That Mitt Romney has flip-flopped on social issues in his attempt to pander to the conservative Republican base in order to win the Republican nomination for President is old news. Nonetheless, a story in today’s New York Times provides a nice description of how Romney’s position has:and has not:changed on lesbian and gay rights. For me, the most interesting part of the story was a description of how Romney dissuaded one of his sons from becoming a Democrat in the early 1990s (unfortunately, as we will see below, the exact year in which this conversation occurred was not more precisely specified).
Romney took his son through the differences between Republicans and Democrats, and he explicitly warned his son that, even though it is wrong to discriminate,”where Democrats are going, they’ll eventually want to extend marriage to gays.”This warning raises some serious questions about Romney’s attitudes toward lesbians and gay men.

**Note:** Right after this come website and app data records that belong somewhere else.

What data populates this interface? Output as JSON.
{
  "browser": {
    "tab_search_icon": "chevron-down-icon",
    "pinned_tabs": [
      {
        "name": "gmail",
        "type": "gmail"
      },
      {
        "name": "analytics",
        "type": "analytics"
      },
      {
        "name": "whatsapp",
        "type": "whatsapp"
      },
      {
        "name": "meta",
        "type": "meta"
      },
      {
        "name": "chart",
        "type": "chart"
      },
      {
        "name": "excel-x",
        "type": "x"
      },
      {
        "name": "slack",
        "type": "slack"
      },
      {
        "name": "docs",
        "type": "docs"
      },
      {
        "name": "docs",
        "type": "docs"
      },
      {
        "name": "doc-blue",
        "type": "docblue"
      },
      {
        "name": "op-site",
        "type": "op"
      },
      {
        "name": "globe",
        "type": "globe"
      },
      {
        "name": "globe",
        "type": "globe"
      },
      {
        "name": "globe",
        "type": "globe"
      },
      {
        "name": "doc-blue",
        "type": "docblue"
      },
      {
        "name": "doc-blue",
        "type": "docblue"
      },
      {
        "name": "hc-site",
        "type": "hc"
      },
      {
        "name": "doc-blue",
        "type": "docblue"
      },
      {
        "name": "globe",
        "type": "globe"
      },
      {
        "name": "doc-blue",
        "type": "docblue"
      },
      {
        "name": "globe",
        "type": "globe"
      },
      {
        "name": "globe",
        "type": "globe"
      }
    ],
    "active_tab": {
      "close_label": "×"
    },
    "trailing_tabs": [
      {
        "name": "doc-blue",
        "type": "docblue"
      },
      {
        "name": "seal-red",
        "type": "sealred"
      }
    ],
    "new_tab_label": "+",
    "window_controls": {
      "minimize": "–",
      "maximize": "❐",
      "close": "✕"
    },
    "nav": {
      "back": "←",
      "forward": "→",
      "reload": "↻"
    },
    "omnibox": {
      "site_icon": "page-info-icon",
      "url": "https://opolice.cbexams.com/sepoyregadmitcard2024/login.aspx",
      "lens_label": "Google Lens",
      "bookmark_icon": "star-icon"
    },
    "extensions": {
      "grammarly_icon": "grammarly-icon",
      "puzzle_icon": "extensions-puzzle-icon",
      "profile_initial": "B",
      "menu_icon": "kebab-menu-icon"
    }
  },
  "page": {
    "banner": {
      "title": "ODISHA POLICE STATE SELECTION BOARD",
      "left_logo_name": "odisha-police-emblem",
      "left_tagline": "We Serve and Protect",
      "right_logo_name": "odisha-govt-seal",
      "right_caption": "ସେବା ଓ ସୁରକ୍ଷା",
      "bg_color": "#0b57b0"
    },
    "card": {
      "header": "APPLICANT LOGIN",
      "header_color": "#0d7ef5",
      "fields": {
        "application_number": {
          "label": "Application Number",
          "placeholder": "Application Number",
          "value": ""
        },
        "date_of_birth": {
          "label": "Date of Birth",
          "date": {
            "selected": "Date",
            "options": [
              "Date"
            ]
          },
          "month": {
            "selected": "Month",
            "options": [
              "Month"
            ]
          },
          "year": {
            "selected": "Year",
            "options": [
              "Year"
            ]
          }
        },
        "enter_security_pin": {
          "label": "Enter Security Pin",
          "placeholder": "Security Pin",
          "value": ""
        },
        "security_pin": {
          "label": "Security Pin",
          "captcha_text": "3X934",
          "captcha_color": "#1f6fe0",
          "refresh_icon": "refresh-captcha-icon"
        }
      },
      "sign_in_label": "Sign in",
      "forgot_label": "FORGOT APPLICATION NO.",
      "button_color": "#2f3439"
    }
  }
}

In the early 1990s, same-sex marriage was not the lightning rod issue that it is today because it did not even appear to be within the realm of possibility at that time. The first wave of litigation regarding same-sex marriage had occurred in the 1970s and had been entirely unsuccessful. As a result, the issue was largely dormant from then until 1993, when the Hawaii Supreme Court first raised the specter of legally-recognized same-sex relationships. This watershed was followed by the enactment of the federal Defense of Marriage Act in 1996, which, having been passed by a Republican Congress and signed by a Democratic President, was designed to ensure that any victory in Hawaii (which, in the end, was not to be) would be of limited effect. It was not until the end of the 1990s that we saw the first concrete step toward legally recognizing lesbian and gay relationships:when Vermont enacted its civil union regime in 1999.
This timeline raises an interesting question: Why was Romney so worried about same-sex marriage early in the 1990s when no one else was? Is this story merely self-serving revisionist history? Or, more troublingly, is it evidence that Romney’s dissembling actually occurred while he was governor of Massachusetts (as possibly evidenced in the New York Times story by the reference to a 1994 speech in which Romney allegedly called homosexuality”perverse”) and not now during the presidential campaign?
-Anthony C. Infanti